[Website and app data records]
--

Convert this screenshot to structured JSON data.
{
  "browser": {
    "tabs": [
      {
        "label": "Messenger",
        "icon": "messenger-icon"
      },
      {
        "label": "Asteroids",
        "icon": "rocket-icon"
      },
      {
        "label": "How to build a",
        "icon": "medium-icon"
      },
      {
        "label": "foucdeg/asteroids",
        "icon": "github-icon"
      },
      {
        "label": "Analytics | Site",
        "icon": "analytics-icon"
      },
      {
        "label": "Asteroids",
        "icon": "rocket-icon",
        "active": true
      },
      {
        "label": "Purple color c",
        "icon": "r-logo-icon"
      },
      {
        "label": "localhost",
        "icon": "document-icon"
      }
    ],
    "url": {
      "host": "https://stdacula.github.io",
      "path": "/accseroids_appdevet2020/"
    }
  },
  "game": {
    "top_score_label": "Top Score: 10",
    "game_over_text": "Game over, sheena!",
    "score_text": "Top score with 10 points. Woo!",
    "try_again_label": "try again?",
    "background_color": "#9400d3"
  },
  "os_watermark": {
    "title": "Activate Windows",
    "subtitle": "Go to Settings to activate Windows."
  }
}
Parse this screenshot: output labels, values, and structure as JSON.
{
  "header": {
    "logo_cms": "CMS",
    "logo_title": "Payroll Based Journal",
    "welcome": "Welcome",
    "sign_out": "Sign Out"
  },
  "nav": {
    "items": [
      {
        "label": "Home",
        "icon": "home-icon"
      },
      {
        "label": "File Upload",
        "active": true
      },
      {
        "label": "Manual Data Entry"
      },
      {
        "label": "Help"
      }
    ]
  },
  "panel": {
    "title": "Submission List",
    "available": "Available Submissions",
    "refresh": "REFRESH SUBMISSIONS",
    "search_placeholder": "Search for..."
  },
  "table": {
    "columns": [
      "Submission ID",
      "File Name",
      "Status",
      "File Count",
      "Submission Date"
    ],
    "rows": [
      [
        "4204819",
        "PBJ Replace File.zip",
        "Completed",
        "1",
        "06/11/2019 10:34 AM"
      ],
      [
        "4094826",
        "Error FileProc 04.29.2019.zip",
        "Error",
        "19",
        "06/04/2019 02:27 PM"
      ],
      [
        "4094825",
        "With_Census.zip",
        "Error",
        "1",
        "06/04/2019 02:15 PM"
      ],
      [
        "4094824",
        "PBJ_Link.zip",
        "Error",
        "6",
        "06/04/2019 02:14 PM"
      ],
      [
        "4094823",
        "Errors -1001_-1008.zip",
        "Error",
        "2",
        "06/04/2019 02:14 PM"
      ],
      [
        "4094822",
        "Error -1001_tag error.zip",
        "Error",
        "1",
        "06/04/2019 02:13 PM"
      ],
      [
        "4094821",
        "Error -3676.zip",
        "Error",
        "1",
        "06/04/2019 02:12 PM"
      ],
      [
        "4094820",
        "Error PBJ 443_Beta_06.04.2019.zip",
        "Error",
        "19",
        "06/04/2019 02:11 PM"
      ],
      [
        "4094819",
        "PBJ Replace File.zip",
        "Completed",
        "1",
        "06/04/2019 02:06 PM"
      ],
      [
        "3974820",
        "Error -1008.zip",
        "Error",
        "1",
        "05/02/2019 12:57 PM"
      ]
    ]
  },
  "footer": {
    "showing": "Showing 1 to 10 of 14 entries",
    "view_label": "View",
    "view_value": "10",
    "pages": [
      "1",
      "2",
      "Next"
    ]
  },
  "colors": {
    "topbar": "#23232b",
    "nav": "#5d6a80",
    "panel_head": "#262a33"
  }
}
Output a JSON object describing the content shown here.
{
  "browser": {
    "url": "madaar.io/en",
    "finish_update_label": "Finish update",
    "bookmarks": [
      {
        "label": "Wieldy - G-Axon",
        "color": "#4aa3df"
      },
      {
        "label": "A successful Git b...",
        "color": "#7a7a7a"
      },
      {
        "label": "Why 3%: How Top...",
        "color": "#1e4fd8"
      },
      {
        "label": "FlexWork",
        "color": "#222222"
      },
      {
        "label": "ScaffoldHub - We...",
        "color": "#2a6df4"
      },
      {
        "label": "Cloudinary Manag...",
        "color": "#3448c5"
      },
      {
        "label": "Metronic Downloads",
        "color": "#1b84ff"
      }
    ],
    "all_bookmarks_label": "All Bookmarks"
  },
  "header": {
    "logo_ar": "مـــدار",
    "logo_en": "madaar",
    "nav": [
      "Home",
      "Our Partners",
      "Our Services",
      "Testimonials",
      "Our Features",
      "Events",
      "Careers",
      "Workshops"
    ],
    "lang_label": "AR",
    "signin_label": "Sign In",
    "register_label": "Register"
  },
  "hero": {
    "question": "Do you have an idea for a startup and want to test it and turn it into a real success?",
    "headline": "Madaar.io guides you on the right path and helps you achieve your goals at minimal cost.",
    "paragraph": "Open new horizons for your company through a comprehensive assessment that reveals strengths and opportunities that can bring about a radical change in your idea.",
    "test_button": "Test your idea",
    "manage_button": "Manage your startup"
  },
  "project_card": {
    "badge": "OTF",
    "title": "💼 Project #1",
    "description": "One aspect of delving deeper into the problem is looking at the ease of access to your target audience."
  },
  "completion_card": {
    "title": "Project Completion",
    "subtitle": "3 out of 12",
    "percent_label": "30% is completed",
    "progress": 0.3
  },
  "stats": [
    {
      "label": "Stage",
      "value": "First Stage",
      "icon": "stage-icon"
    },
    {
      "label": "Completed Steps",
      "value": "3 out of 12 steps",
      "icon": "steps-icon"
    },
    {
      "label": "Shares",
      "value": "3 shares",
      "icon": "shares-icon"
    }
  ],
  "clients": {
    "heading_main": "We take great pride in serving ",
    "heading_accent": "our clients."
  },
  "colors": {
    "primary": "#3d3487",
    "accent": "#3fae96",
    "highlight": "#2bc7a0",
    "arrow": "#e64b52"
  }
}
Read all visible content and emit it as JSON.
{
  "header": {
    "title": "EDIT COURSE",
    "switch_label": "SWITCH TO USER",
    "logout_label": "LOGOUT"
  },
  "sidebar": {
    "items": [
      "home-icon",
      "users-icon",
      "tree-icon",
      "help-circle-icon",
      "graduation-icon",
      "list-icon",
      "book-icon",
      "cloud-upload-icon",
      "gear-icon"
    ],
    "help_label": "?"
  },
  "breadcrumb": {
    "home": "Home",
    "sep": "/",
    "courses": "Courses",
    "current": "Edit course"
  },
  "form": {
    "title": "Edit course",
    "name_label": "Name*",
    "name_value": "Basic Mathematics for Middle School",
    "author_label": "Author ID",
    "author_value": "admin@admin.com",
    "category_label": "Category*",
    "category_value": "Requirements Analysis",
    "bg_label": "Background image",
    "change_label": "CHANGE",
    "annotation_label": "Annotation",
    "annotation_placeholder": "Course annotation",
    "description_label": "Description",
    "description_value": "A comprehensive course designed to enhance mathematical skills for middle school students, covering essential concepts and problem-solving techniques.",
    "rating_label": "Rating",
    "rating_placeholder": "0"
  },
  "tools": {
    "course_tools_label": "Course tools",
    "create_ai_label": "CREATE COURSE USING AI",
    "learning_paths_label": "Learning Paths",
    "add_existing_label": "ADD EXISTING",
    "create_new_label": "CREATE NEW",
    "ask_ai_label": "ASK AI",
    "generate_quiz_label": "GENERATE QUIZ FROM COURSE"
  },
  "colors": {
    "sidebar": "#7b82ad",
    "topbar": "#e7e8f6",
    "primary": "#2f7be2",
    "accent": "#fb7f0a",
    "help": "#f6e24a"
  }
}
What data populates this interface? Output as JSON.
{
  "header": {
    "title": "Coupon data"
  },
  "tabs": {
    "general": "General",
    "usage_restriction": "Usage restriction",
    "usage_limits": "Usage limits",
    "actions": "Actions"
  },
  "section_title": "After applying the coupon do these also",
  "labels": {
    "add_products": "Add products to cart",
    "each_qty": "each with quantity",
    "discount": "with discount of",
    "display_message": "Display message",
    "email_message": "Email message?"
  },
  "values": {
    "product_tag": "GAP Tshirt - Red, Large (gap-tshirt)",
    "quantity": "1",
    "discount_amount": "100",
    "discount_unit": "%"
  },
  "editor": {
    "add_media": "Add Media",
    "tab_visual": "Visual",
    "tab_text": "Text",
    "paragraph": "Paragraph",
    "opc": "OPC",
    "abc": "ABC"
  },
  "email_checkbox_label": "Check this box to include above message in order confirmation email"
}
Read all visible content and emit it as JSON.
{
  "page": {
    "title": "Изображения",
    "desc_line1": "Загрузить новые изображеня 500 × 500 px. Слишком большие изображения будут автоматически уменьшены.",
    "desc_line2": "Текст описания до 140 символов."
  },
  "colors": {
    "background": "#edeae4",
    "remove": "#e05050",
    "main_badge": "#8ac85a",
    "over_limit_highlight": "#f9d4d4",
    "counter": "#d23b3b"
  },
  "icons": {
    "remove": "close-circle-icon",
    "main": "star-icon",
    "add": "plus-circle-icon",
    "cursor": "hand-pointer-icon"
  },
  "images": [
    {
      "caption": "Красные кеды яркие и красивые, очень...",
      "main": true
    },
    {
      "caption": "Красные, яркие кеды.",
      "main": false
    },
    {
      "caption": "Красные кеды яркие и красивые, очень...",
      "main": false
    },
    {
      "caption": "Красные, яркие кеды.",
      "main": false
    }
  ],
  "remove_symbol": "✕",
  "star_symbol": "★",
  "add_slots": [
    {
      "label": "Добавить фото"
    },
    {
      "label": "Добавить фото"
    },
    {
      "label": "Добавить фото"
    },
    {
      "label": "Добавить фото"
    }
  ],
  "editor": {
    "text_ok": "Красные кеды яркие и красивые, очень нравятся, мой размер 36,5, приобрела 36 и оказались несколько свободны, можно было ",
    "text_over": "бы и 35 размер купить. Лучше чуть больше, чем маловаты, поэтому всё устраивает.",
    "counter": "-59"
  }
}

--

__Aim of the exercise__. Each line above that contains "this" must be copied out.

__Task solution__.
Convert this screenshot to structured JSON data.
Parse this screenshot: output labels, values, and structure as JSON.
What data populates this interface? Output as JSON.
  "email_checkbox_label": "Check this box to include above message in order confirmation email"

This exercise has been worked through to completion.